■ What this task involves: Scan the listing below for the word "saving" and copy every line where it occurs.

■ Extracted information:
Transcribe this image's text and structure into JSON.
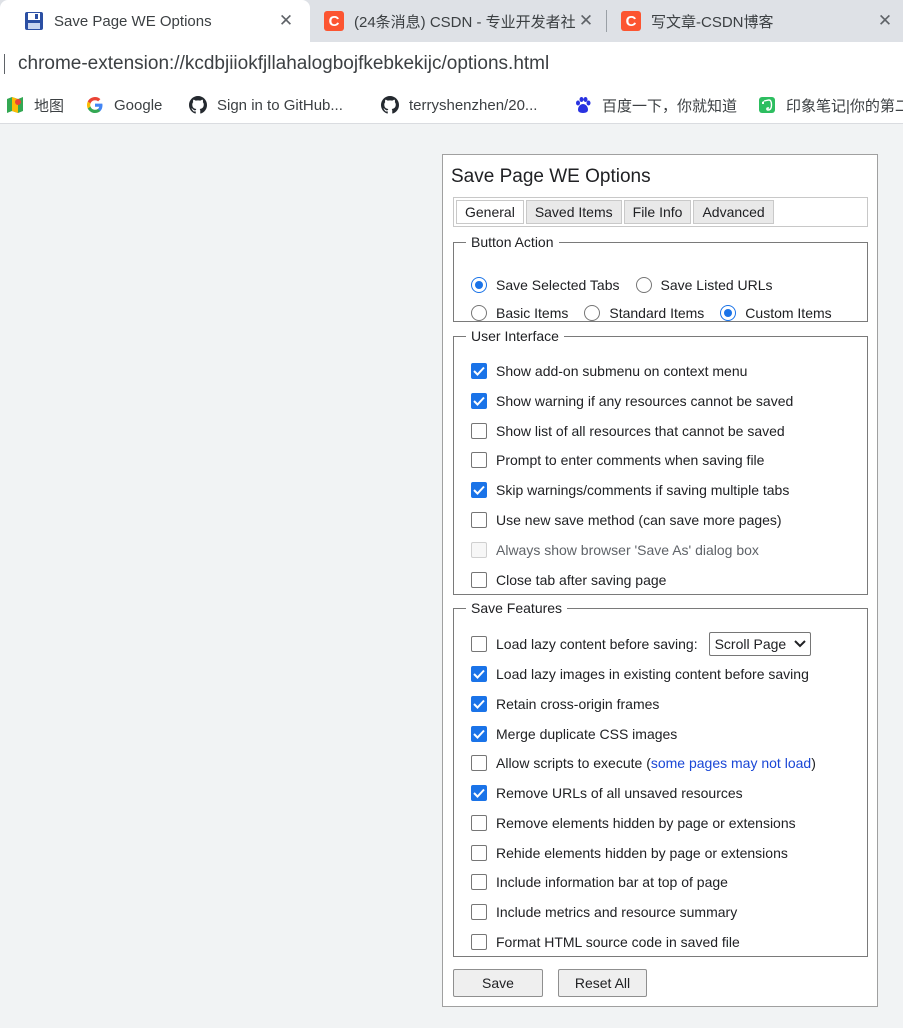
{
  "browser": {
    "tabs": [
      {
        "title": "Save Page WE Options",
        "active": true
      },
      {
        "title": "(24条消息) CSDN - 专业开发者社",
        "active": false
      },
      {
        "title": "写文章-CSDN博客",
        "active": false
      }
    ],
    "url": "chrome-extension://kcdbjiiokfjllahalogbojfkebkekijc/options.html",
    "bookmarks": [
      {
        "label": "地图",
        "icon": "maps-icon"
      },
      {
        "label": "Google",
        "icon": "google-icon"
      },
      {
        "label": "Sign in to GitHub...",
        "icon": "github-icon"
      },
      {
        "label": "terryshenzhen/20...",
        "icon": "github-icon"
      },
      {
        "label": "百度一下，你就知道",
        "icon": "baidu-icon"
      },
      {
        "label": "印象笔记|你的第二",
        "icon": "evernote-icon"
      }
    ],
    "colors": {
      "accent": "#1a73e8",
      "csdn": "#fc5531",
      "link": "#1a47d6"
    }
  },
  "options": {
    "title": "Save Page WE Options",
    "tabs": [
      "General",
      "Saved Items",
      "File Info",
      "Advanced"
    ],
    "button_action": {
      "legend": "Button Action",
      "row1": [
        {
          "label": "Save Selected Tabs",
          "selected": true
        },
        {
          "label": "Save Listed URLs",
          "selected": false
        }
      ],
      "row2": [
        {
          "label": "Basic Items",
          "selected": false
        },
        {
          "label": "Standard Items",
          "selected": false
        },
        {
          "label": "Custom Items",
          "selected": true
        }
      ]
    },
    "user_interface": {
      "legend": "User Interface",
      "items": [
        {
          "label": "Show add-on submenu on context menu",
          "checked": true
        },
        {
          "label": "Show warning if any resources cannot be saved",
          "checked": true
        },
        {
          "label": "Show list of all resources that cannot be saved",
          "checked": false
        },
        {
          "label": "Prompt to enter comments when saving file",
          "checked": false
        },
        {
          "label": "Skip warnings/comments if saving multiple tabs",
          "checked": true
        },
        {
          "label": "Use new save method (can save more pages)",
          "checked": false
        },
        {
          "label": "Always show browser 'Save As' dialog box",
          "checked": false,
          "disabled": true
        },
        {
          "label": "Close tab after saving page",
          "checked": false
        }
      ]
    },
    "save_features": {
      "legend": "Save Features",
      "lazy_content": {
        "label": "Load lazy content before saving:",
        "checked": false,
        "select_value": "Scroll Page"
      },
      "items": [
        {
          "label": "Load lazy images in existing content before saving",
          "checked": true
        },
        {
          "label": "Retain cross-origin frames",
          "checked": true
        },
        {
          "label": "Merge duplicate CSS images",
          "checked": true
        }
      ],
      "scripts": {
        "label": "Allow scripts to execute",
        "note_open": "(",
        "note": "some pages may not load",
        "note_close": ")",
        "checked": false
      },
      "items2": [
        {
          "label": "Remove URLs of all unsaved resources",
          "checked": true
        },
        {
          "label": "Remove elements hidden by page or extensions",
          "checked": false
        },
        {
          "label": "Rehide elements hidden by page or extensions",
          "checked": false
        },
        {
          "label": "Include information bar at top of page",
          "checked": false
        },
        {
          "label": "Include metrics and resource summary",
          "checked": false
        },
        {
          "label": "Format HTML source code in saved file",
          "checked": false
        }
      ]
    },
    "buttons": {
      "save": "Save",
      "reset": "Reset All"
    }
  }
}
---
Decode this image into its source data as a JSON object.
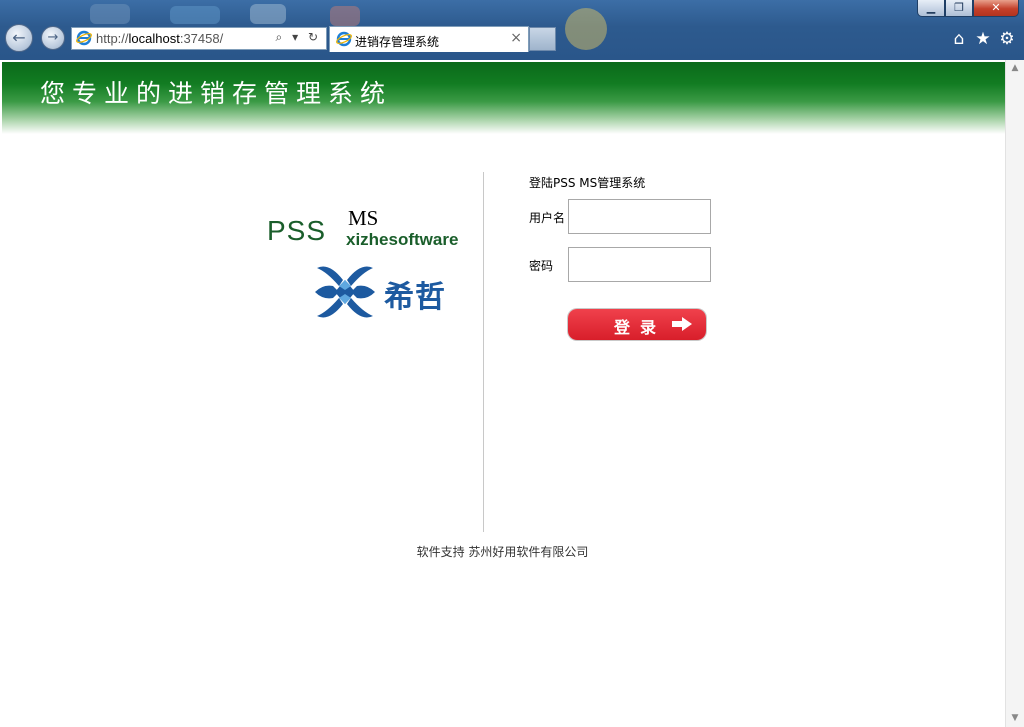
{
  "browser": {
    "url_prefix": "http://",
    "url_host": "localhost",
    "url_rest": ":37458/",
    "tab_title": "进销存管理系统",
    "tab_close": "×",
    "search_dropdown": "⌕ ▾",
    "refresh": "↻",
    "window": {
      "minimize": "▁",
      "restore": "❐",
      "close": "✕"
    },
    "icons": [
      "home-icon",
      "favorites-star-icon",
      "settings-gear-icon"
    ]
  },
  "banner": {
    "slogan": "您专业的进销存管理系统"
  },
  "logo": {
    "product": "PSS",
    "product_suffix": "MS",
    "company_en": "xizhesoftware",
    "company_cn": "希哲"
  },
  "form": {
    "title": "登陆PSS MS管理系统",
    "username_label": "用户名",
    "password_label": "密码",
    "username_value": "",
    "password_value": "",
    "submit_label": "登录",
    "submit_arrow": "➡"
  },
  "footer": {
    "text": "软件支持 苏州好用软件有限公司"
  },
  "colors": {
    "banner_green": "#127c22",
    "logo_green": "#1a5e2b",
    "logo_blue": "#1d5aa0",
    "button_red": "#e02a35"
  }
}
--
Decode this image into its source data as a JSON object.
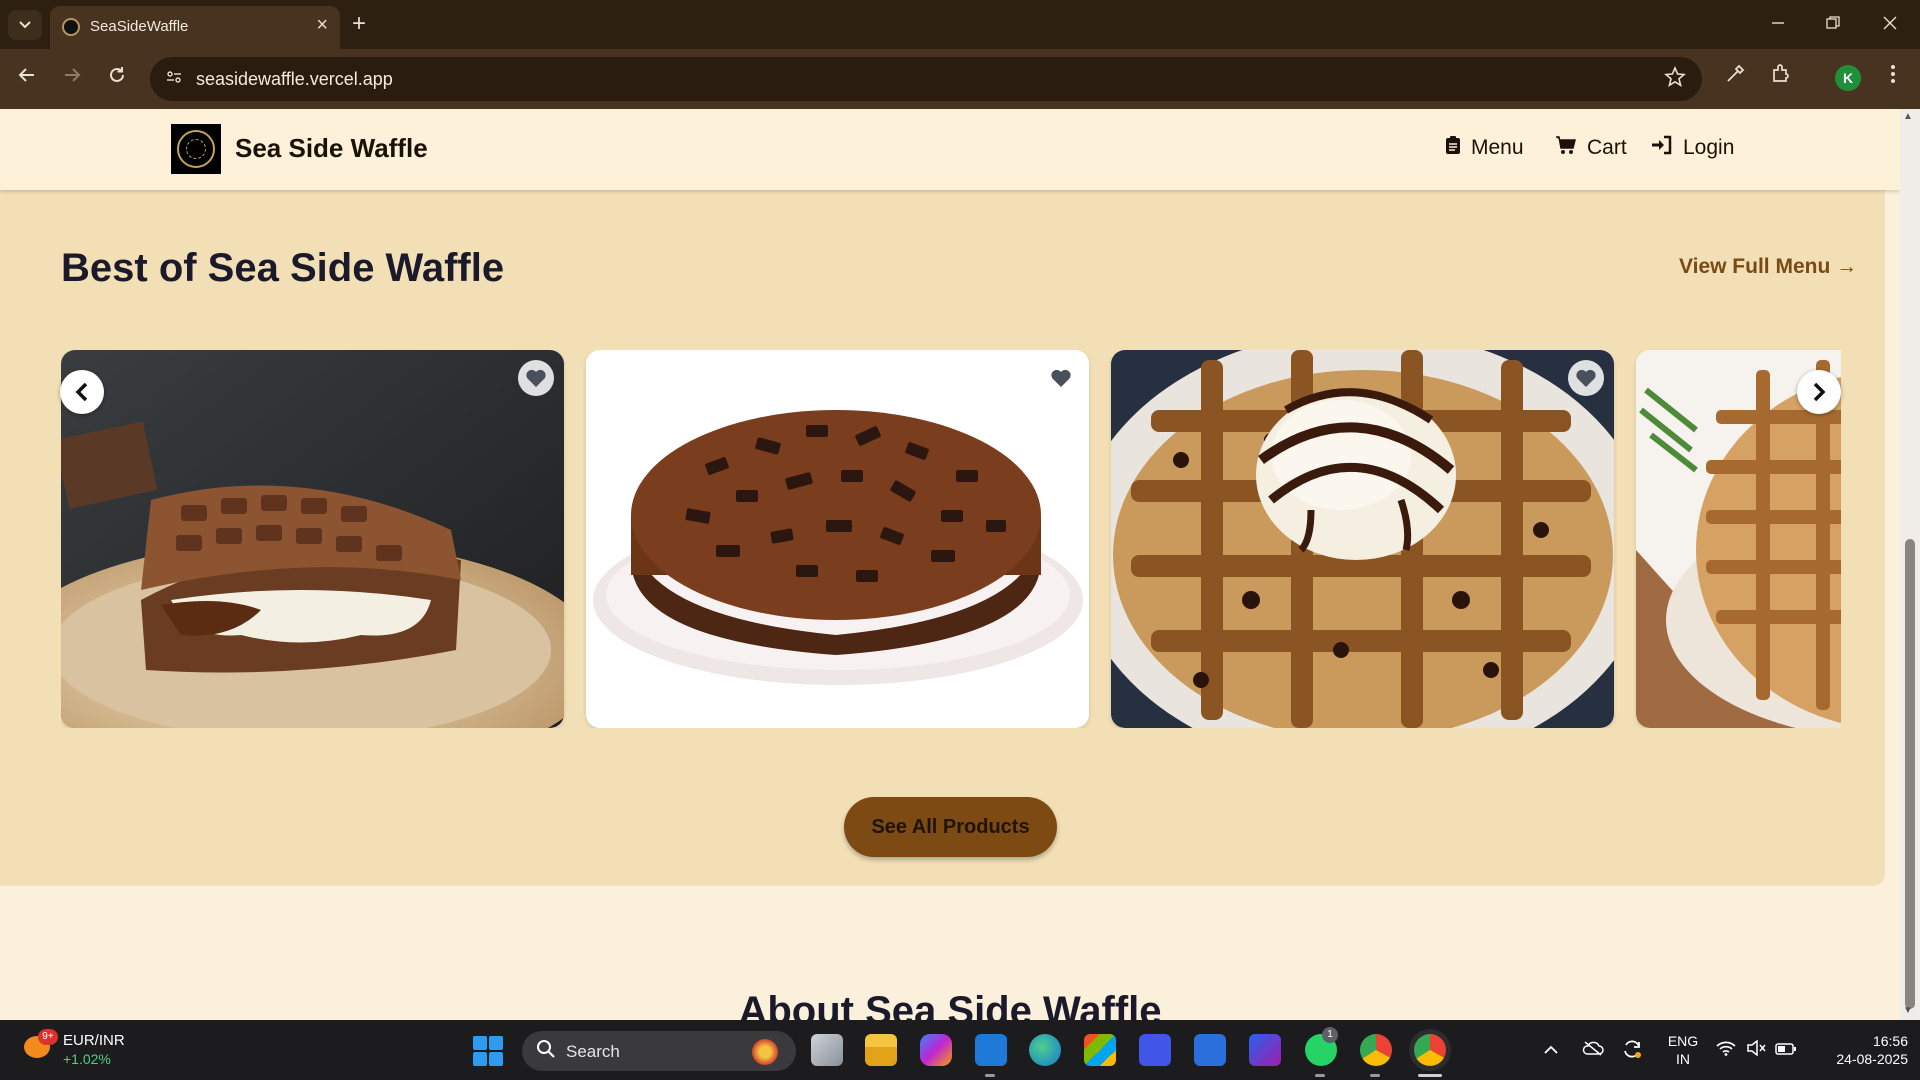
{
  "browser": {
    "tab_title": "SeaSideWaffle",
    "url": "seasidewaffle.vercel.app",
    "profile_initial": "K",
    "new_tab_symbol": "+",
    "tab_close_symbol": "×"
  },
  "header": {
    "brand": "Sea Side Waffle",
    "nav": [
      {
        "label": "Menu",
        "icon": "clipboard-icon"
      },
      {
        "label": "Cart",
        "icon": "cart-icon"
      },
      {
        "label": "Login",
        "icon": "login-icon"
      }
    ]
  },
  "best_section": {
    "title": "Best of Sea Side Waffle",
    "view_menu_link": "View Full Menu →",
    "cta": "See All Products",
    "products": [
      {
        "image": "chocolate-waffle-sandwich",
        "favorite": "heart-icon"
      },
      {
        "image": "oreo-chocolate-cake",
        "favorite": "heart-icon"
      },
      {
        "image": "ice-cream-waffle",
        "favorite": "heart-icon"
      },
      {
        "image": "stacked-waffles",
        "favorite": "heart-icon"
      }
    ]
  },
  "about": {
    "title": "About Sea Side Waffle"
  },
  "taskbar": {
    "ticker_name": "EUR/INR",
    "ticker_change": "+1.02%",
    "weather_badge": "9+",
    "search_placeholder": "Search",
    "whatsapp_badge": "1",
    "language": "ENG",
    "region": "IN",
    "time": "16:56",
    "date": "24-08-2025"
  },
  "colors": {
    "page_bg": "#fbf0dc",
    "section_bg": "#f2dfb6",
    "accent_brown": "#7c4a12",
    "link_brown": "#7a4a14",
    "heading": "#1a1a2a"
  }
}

■ Worked solution:
          "label": "Prompt to enter comments when saving file",
          "label": "Skip warnings/comments if saving multiple tabs",
          "label": "Close tab after saving page",
        "label": "Load lazy content before saving:",
          "label": "Load lazy images in existing content before saving",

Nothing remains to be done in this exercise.